▶ Work order
Return only those lines of the listing that hold the word "Password".

▶ Exercise data
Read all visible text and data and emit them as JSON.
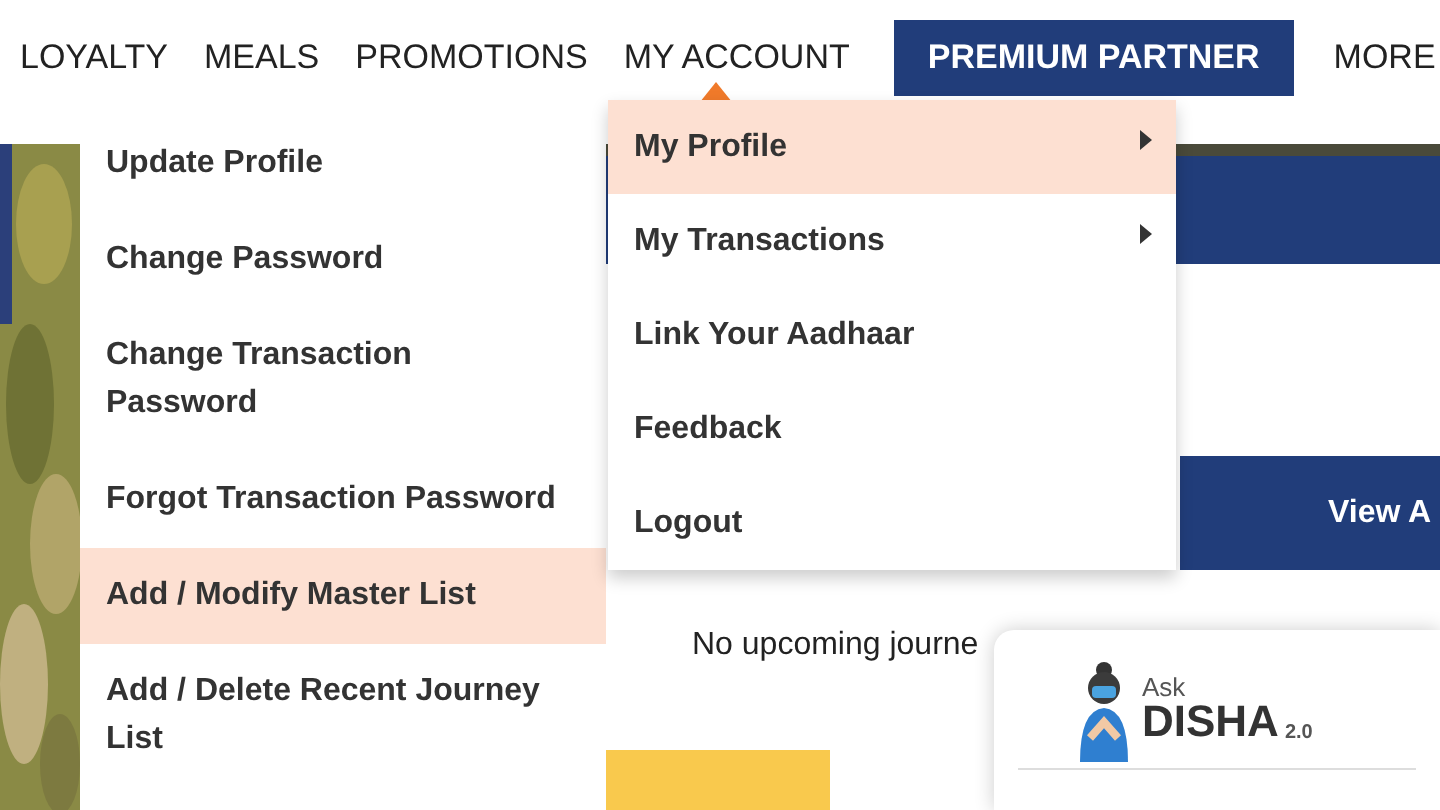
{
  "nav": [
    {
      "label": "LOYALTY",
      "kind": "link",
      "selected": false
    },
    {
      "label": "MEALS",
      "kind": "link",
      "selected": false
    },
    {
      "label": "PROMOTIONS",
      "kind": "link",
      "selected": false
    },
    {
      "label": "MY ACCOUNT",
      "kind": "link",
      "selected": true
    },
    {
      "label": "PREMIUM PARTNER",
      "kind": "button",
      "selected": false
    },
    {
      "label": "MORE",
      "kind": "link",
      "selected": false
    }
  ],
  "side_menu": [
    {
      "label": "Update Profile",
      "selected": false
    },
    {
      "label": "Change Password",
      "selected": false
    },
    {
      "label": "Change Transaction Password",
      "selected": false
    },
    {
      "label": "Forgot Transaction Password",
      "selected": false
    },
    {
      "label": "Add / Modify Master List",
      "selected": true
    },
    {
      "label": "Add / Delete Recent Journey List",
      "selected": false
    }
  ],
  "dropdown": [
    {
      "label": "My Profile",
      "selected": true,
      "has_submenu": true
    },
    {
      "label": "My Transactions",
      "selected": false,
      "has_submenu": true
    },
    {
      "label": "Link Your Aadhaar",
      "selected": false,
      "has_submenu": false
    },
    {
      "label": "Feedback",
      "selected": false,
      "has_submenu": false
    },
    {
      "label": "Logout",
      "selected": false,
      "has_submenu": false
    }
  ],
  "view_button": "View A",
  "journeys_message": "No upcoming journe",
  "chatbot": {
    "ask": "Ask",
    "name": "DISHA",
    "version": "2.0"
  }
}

▶ Exercise solution
      "label": "Change Password",
      "label": "Change Transaction Password",
      "label": "Forgot Transaction Password",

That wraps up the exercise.